In which our hero ponders the philosophical conundrum, “If Rob attends a Broadway musical, but does not post selfies, pics, or “check-ins,” did it really happen?”
I went to see “Waitress” at the Marcus Center last night. I love musicals in any case, but this national traveling company included a friend’s niece making a stellar debut. Check out the press on Lenne Klingaman, here, here, and here, where Klingaman tells how Sara Bareilles hand picked her. An up and comer!
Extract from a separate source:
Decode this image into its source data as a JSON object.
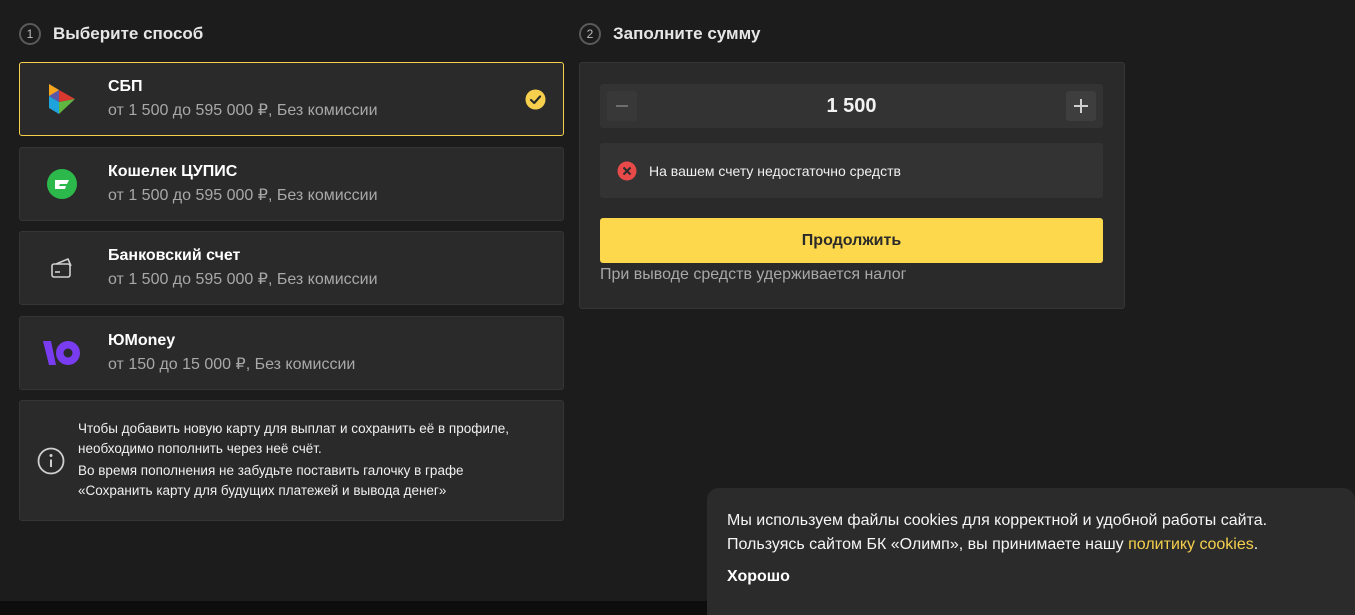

But I digress. Besides not posting obsessively, or looking for photo angles to make a cool momento for FB, I noticed that (on those rare occasions where I pulled my phone out at dinner, or intermission) there was no red-dot notification, signaling important posts I just HAD to look at immediately. Deleting FB from my phone may be the single biggest win in this battle against reflexive, addictive app use.
My tweaking is reduced. I’m attending to the people and things in front of me a little more easily. I also notice that, since I don’t try to squeeze in those last few reads for a half-hour or so in bed each night, I have slept through the night twice consecutively. Small sample size, but given my recent insomnia two blissful nights’ sleep is promising.
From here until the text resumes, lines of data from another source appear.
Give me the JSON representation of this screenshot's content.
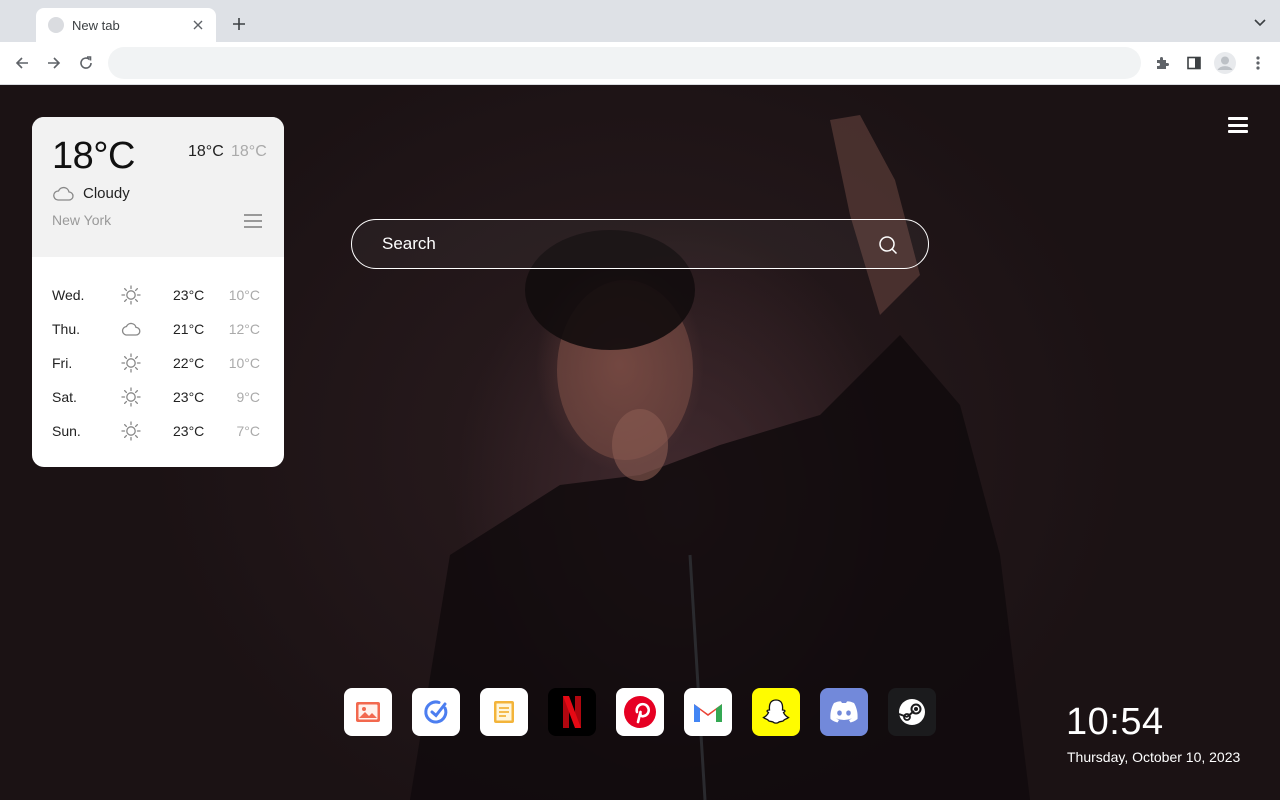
{
  "browser": {
    "tab_title": "New tab",
    "omnibox_value": ""
  },
  "weather": {
    "current_temp": "18°C",
    "high": "18°C",
    "low": "18°C",
    "condition": "Cloudy",
    "city": "New York",
    "forecast": [
      {
        "day": "Wed.",
        "icon": "sun-icon",
        "high": "23°C",
        "low": "10°C"
      },
      {
        "day": "Thu.",
        "icon": "cloud-icon",
        "high": "21°C",
        "low": "12°C"
      },
      {
        "day": "Fri.",
        "icon": "sun-icon",
        "high": "22°C",
        "low": "10°C"
      },
      {
        "day": "Sat.",
        "icon": "sun-icon",
        "high": "23°C",
        "low": "9°C"
      },
      {
        "day": "Sun.",
        "icon": "sun-icon",
        "high": "23°C",
        "low": "7°C"
      }
    ]
  },
  "search": {
    "placeholder": "Search"
  },
  "dock": [
    {
      "name": "photos-app",
      "icon": "image-icon",
      "color": "#f2684e"
    },
    {
      "name": "tasks-app",
      "icon": "check-circle-icon",
      "color": "#4c7ef0"
    },
    {
      "name": "notes-app",
      "icon": "note-icon",
      "color": "#f3b43a"
    },
    {
      "name": "netflix-app",
      "icon": "netflix-icon",
      "color": "#e50914"
    },
    {
      "name": "pinterest-app",
      "icon": "pinterest-icon",
      "color": "#e60023"
    },
    {
      "name": "gmail-app",
      "icon": "gmail-icon",
      "color": "#ea4335"
    },
    {
      "name": "snapchat-app",
      "icon": "snapchat-icon",
      "color": "#fffc00"
    },
    {
      "name": "discord-app",
      "icon": "discord-icon",
      "color": "#5865f2"
    },
    {
      "name": "steam-app",
      "icon": "steam-icon",
      "color": "#1b1b1d"
    }
  ],
  "clock": {
    "time": "10:54",
    "date": "Thursday, October 10, 2023"
  }
}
I also sat for an hour writing a short story, in prep for an 8 week online class that I start Monday: The “Tell Your Story” course, in UNM’s Rananim – D. H. Lawrence Writer’s Workshop.
My issue seems to be less about Facebook per se, than about limiting its use. Kind of the same issue I have if there are sweetened cereals in the cupboard. If they’re in the house, I’m eating them!
Again, time will tell if I can come up with a “safe” regimen, or if I will find myself in meetings, seeking chips for “days FB Sober,” swearing off all interaction because I have absolutely no control over social media, and must seek a higher power.
On the down side, I miss my friends. There is nothing normal about the group of people I’ve attracted/collected in Facebook, and they energize me and my thinking. I could write emails to each friend, but that is “inorganic,” and arguably MORE distracting. Social media IS social, and the last thing I need is to wall myself off more from interaction.
But then again pristine isolation might not be the best idea
It’s not good trying to immortalize yourself.
— Lou Reed, “Beginning of a Great Adventure”
Cold Turkey avoidance seems like a failing strategy. But that song is more about raising kids to be proxies for yourself, from 1989, so hardly perfect for a discussion of the value of social media.
Tangent Question of the Day: Should one worry if, in a job interview, the interviewer says that the company is organized similarly to the way Hitler built his illegal SA army in the space between WWI and WWII, to get around treaty restrictions limiting the army to 100,000 soldiers?
Not sure I’m ready to sign up for a Blitzkrieg.